          • John Schilling says:

            Basically armed radicals have made all future armed resistance less effective by vaccinating federal forces.

            QED, people should never resist tyranny or oppression by any means, because doing so would teach tyrants to counter the means of resistance.

            Or is the plan that all outgroups should refrain from resisting oppression, so that the first time your ingroup feels oppressed you can resist with the full element of surprise. In which case, oh hell no we’re not doing that.

          • Machine Interface says:

            Where does this “should” come from? I believe I make no secret of my deep moral anti-realism. Yet so often I see people deriving “should” statements from my observations. This is weird.

            As for the point at hand, I simply observe that no other government on Earth is better prepared to quash rebellion than the US one — armed cults of lunatics have trained it so. This is not an argument for giving out your guns. This is just pointing out that “I need my guns to resist” is nonsensical, because come a revolution, the government already knows how to deal with armed, uncooperative groups — and that’s of course ignoring that come a revolution against a tyranical government, a lot of these armed groups will be recruited to fight for the tyranical government. The US hasn’t made itself safe against Bolsheviks, it has homebrewed them and armed them.

          • John Schilling says:

            Where does this “should” come from? I believe I make no secret of my deep moral anti-realism. Yet so often I see people deriving “should” statements from my observations. This is weird.

            This is putting you solidly in You sound like an Evil Robot territory, though given the user name that may be deliberate. And I don’t feel like explaining why, but do understand that your phrasing most consistent with non-robot humans making normative “should” statements, and if that’s no your intent you should maybe phrase things differently in the future.

          • Machine Interface says:

            I mean, that’s fair? I have much lower empathy than average, I don’t believe in free will and have a total lack of terminal values or prescriptive views.
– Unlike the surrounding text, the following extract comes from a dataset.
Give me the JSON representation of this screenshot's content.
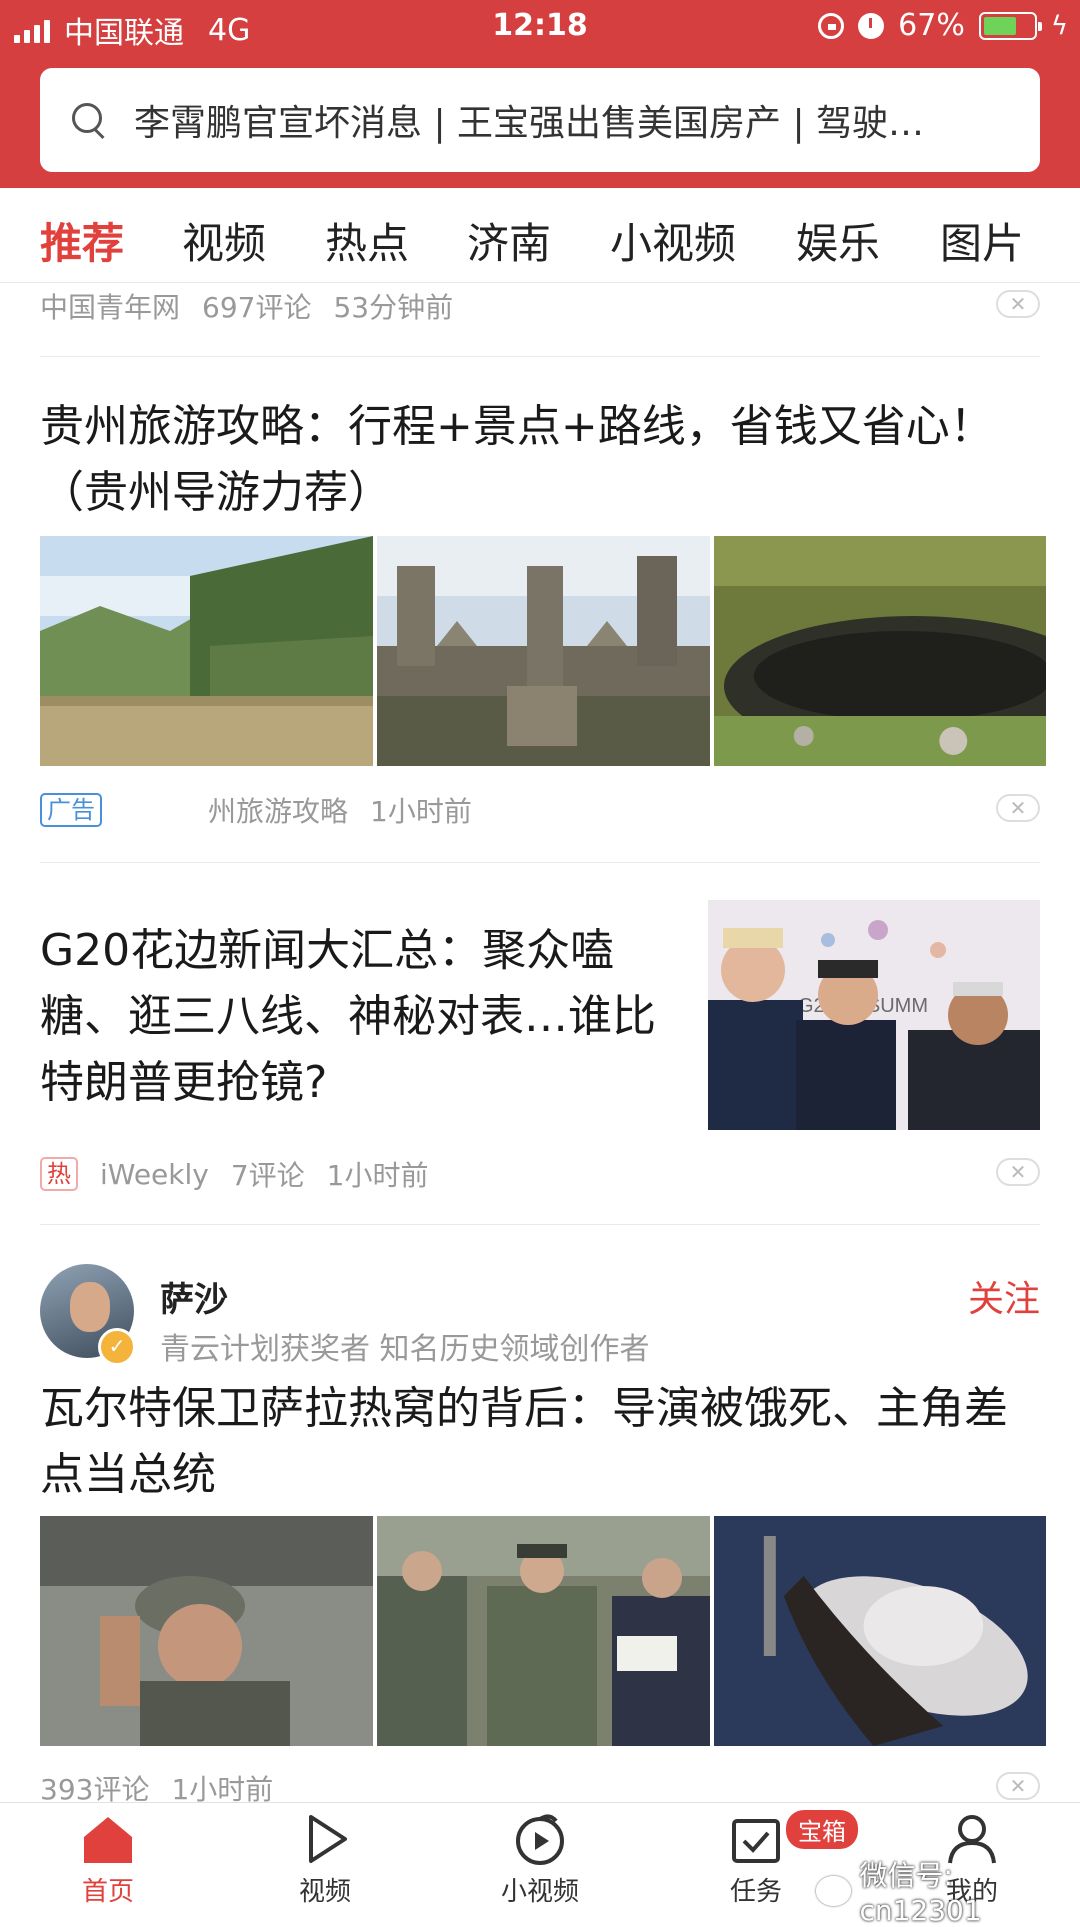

I know “you sound like an evil robot” is the normal, default emotional reaction when talking to me about anything politics or philosophy-adjacent.

            I just assumed regular contributors here were already familiar with those quirks of mine.

        • The Nybbler says:

          “Need” isn’t an appropriate criterion.

        • John Schilling says:

          Does anyone actually need a semi-automatic rifle for any socially accepted purpose

          As Nybbler says, “need” has got nothing to do with it.

          To amplify: We’re having a parallel discussion on the ethics of abortion, a practice which may or may not result in the deliberate murder of hundreds of thousands of innocent children every year, and our best bioethicists can’t come to even an order-of-magnitude estimate of the true death toll. Maybe it’s zero. We’d better hope zero.

          But the entire issue, and consequent risk, can be completely eliminated if women stop having PiV except when they are ready to have babies.

          So, does anyone actually need recreational sex, for any “socially accepted purpose”? Need it badly enough to risk maybe killing innocent babies over it? And what if red-tribe and blue-tribe societies disagree with which purposes are considered “acceptable”?

          Or maybe you’d free society in which people can do the things they want to do, without having to prove that they need to do them.

        • Garrett says:

          > Does anyone actually need a semi-automatic rifle for any socially accepted purpose

          Does anyone actually need a Koran for any socially accepted purpose?
          Does anyone actually need a pet lizard for any socially accepted purpose?
          Does anyone actually need a car with more than 80 HP for any socially accepted purpose?
          Does anyone actually need liquor for any socially accepted purpose?

          Is there any other aspect of life you would be willing to subject to the whims of “need” and “socially accepted purpose”? I claim that one of the key elements of a liberal society is to tolerate other people doing and having things they don’t need and which aren’t socially accepted.